CleanTechnica has a post on Ethiopia's plans to harness large scale wind and geothermal power - Africa at the Energy Crossroads: Ethiopia Launches 6 Wind, 1 Geothermal Power Project.
Ethiopia isn’t a country that comes up often when discussing renewable energy, but the Ethiopian Electric Power Coroporation (EEPCO) this past week announced it’s starting construction of six wind power projects and one geothermal power plant. In total, electricity generation capacity for the renewable energy projects totals more than one gigawatt (1 GW), Ethtiopian news service NewsDire reported.
The renewable energy projects are part of EEPCO’s plans to increase national electricity generation capacity five times by 2015, from a current 2000 megawatts (MW) to about 10,000 MW. Increasing electricity generation, in turn, is key to the government’s broader economic development plans.
Ethiopia’s considers itself a “powerhouse of Africa.” Comprising three climate zones, it ranks second in Africa in terms of hydropower potential, after the Democratic Republic of Congo, and exports significant amounts of electricity to its East African neighbors. Ethiopia’s Water and Energy Minister in March announced a plan to add 5,250 MW of electricity generating capacity by building the Grand Millennium Dam of Ethiopia, which would dam the Nile River near the border with Sudan.
EEPCO views wind power as a clean energy complement to its hydropower generating capacity. Ethiopia has substantial wind power resources. Wind power potential in the East African country totals some 10,000 MW, EEPCO has estimated, which has noted that wind energy is higher in the dry season, when hydropower resources are at their lowest.
The six wind power projects announced this past week include the 300 MW Aysha Wind Farm near the Djibouti border, the 100 MW Debre Birhan Wind Farm north of Addis Ababa, the 100 MW Assela Wind Power Project southeast of the capital, and the 153 MW Adama II Wind Power Project. Also slated to start construction are the 250 MW Galema I Wind Power project 42 MW Mesebo Harena Wind Farm and the 42 MW Mesebo Harena Wind Farm.
Ethiopia’s electric utility also intends to start construction of the 70 MW Aluto Langano Geo Thermal project.
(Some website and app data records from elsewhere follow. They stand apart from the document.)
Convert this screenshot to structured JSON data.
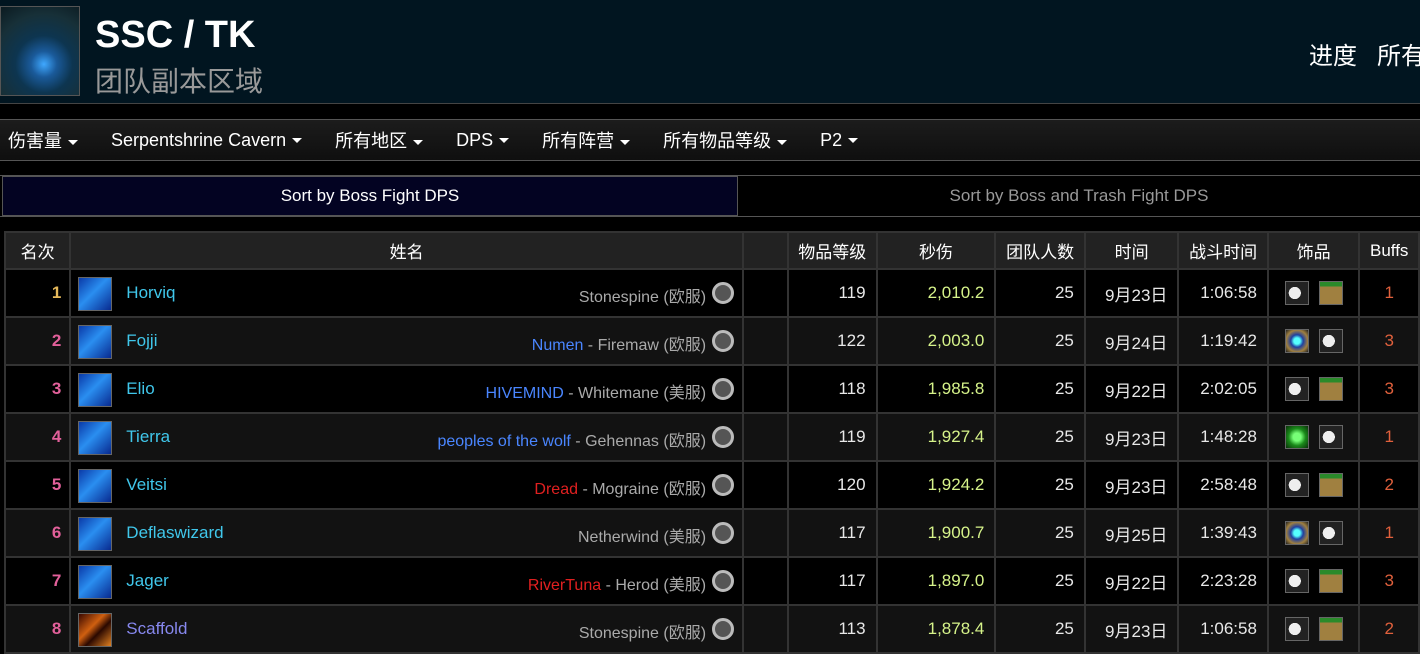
{
  "header": {
    "title": "SSC / TK",
    "subtitle": "团队副本区域",
    "links": [
      "进度",
      "所有"
    ]
  },
  "nav": [
    "伤害量",
    "Serpentshrine Cavern",
    "所有地区",
    "DPS",
    "所有阵营",
    "所有物品等级",
    "P2"
  ],
  "sort_tabs": {
    "active": "Sort by Boss Fight DPS",
    "inactive": "Sort by Boss and Trash Fight DPS"
  },
  "table": {
    "headers": [
      "名次",
      "姓名",
      "",
      "物品等级",
      "秒伤",
      "团队人数",
      "时间",
      "战斗时间",
      "饰品",
      "Buffs"
    ],
    "rows": [
      {
        "rank": "1",
        "name": "Horviq",
        "class": "mage",
        "guild": "",
        "realm": "Stonespine (欧服)",
        "ilvl": "119",
        "dps": "2,010.2",
        "size": "25",
        "date": "9月23日",
        "duration": "1:06:58",
        "trinkets": [
          "crescent",
          "figurine"
        ],
        "buffs": "1"
      },
      {
        "rank": "2",
        "name": "Fojji",
        "class": "mage",
        "guild": "Numen",
        "realm": "Firemaw (欧服)",
        "ilvl": "122",
        "dps": "2,003.0",
        "size": "25",
        "date": "9月24日",
        "duration": "1:19:42",
        "trinkets": [
          "orb",
          "crescent"
        ],
        "buffs": "3"
      },
      {
        "rank": "3",
        "name": "Elio",
        "class": "mage",
        "guild": "HIVEMIND",
        "realm": "Whitemane (美服)",
        "ilvl": "118",
        "dps": "1,985.8",
        "size": "25",
        "date": "9月22日",
        "duration": "2:02:05",
        "trinkets": [
          "crescent",
          "figurine"
        ],
        "buffs": "3"
      },
      {
        "rank": "4",
        "name": "Tierra",
        "class": "mage",
        "guild": "peoples of the wolf",
        "realm": "Gehennas (欧服)",
        "ilvl": "119",
        "dps": "1,927.4",
        "size": "25",
        "date": "9月23日",
        "duration": "1:48:28",
        "trinkets": [
          "green",
          "crescent"
        ],
        "buffs": "1"
      },
      {
        "rank": "5",
        "name": "Veitsi",
        "class": "mage",
        "guild": "Dread",
        "guild_red": true,
        "realm": "Mograine (欧服)",
        "ilvl": "120",
        "dps": "1,924.2",
        "size": "25",
        "date": "9月23日",
        "duration": "2:58:48",
        "trinkets": [
          "crescent",
          "figurine"
        ],
        "buffs": "2"
      },
      {
        "rank": "6",
        "name": "Deflaswizard",
        "class": "mage",
        "guild": "",
        "realm": "Netherwind (美服)",
        "ilvl": "117",
        "dps": "1,900.7",
        "size": "25",
        "date": "9月25日",
        "duration": "1:39:43",
        "trinkets": [
          "orb",
          "crescent"
        ],
        "buffs": "1"
      },
      {
        "rank": "7",
        "name": "Jager",
        "class": "mage",
        "guild": "RiverTuna",
        "guild_red": true,
        "realm": "Herod (美服)",
        "ilvl": "117",
        "dps": "1,897.0",
        "size": "25",
        "date": "9月22日",
        "duration": "2:23:28",
        "trinkets": [
          "crescent",
          "figurine"
        ],
        "buffs": "3"
      },
      {
        "rank": "8",
        "name": "Scaffold",
        "class": "warlock",
        "guild": "",
        "realm": "Stonespine (欧服)",
        "ilvl": "113",
        "dps": "1,878.4",
        "size": "25",
        "date": "9月23日",
        "duration": "1:06:58",
        "trinkets": [
          "crescent",
          "figurine"
        ],
        "buffs": "2"
      }
    ]
  },
  "colors": {
    "rank_first": "#e5b85a",
    "rank_other": "#e2609a",
    "mage": "#40c7eb",
    "warlock": "#8788ee",
    "dps": "#d6f38a",
    "buffs": "#e0603c"
  }
}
Rich in geothermal resources, the East African Rift Zone runs through eastern Ethiopia, though the country has thus far been much less active in exploiting it than has neighboring Kenya, which in September announced its intention to generate 30% of its electricity needs from geothermal resources by 2030.
Adelaide Now has an update on Petratherm's geothermal project at Paralana - Hot rocks leader plans third well.
PETRATHERM wants to differentiate itself from other geothermal explorers as it moves toward becoming a working electricity supplier.
Announcing an upgraded resource statement for the flagship Paralana project, Petratherm managing director Terry Kallis said yesterday the company had the right projects, partners and people to deliver results soonest.
After tests, Paralana's potential has been independently assessed, recording an inaugural "measured" resource and with almost half of the total 38,000 petajoules resource moving into the higher confidence "indicated" bracket from the "inferred" category.
The upgrade was a major step forward for Petratherm and partners Beach Energy and TRUenergy, Mr Kallis said.
"It is estimated we have enough geothermal resource potential for about 1300 megawatts of power generation for 30 years, which equates to more than one-third of South Australia's power use," he said.
The SMH has a report on geothermal power project planned for Victoria - Geothermal plant wins state backing.
A GEOTHERMAL energy project near Geelong has landed a $25 million state government grant to help develop a 12-megawatt pilot power plant. Greenearth Energy, which secured the money yesterday, says its plans for the demonstration plant could power up to 8000 homes.
The grant follows two years of negotiations with both Labor and Coalition governments to secure the funds under the state's Energy Technology Innovation Strategy, first promised in 2009. The first $5 million will go towards drilling a four-kilometre deep well to test the geothermal resource at one of the company's exploration sites. Greenearth holds exploration licences for Gherang, Wensleydale and Anglesea, and a preferred site will be announced in three months.